Samsung Galaxy Tab 8.9 preview: First look
3.15 megapixel camera
A 3.15 megapixel camera capable of doing 720p videos and a 2 megapixel front-facing snapper is what you get with the Samsung Galaxy Tab 8.9. Given that tablets aren’t the most useful devices for taking snaps it’s probably as much as you are going to need anyway.
The two cameras are mostly there to provide the functionality needed for video-chatting and some augmented reality apps or games and the possibility to snap a label or two as a memory aid comes as a welcome bonus.
The camera interface is an oversized version of what you find on the Galaxy S II with the available settings on the left and the shutter key and the video/stills switch on the right.
Here go a few samples to show you the image quality of the Galaxy Tab 8.9 camera. Have in mind that those were captured with a pre-release unit and the final unit will likely be able to produce better snaps.
Unfortunately our Galaxy Tab 8.9 unit had some issues with the video recording so we are unable to provide you with a 720p sample.
There we are, about to split ways with the Samsung Galaxy Tab 8.9. We have no reason to doubt this tablet’s prospects and, if the rest of its development goes according to plan, it might become one of the most successful Samsung devices of the year.
And Samsung is not the only one who will benefit from the Galaxy Tab 8.9 in the long term. The right fit between 10.1” super slabs and 7” minis, this one seems to strike a perfect balance between usability and portability. Is this the birth of a whole new class of tablets? We can’t be certain but it looks like something many makers will be willing to consider. Look at the LG Optimus Pad.
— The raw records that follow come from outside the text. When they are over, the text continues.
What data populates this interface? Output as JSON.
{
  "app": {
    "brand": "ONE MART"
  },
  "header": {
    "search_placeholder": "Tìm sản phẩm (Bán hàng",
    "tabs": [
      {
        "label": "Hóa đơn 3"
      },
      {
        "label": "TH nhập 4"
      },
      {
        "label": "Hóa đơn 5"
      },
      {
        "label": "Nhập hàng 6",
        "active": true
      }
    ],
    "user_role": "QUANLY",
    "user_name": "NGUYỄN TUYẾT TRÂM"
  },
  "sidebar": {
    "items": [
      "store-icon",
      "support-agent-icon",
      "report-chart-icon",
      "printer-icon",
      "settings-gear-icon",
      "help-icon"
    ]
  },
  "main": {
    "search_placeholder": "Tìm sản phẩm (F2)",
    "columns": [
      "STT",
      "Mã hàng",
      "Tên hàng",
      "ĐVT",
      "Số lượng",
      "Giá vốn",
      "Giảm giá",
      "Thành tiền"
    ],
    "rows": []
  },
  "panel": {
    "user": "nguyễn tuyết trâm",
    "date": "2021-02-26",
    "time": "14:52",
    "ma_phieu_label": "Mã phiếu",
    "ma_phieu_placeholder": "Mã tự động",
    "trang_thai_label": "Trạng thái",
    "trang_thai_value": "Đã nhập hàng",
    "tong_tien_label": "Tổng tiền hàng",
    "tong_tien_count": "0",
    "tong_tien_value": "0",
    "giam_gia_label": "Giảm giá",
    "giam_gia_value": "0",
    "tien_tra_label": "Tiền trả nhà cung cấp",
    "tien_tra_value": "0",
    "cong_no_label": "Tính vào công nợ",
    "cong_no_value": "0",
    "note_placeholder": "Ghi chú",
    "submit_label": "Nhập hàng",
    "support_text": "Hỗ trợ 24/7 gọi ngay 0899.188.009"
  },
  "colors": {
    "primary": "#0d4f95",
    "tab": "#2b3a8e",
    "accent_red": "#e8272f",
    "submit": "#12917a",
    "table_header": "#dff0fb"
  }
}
Apple will forever be remembered as the company that raised tablets from niche to mainstream, but Samsung should be credited for bringing plenty of innovation to the segment too. Last year it was the 7” Galaxy Tab that almost made some people give serious thought to ditching their smartphone altogether and now we have this little fella to give everyone else an option to consider.
Then again, the Samsung Galaxy Tab 8.9 is still being tested ahead of official launch and there’s a big part of the equation missing. All those words of praise will be easily forgotten if the Android 3.1 Honeycomb update fails to bring the performance boost that we are hoping for. Even the greatest hardware (and the Galaxy Tab 8.9 is pretty good) could be reduced to a useless pile of chips by laggy unfinished software.
Yet the story of Android thus far is assurance enough that this won’t be the case. The droid smartphones came from behind to leapfrog the competition, so there’s no reason to doubt Google’s determination to achieve a similar feat with tablets.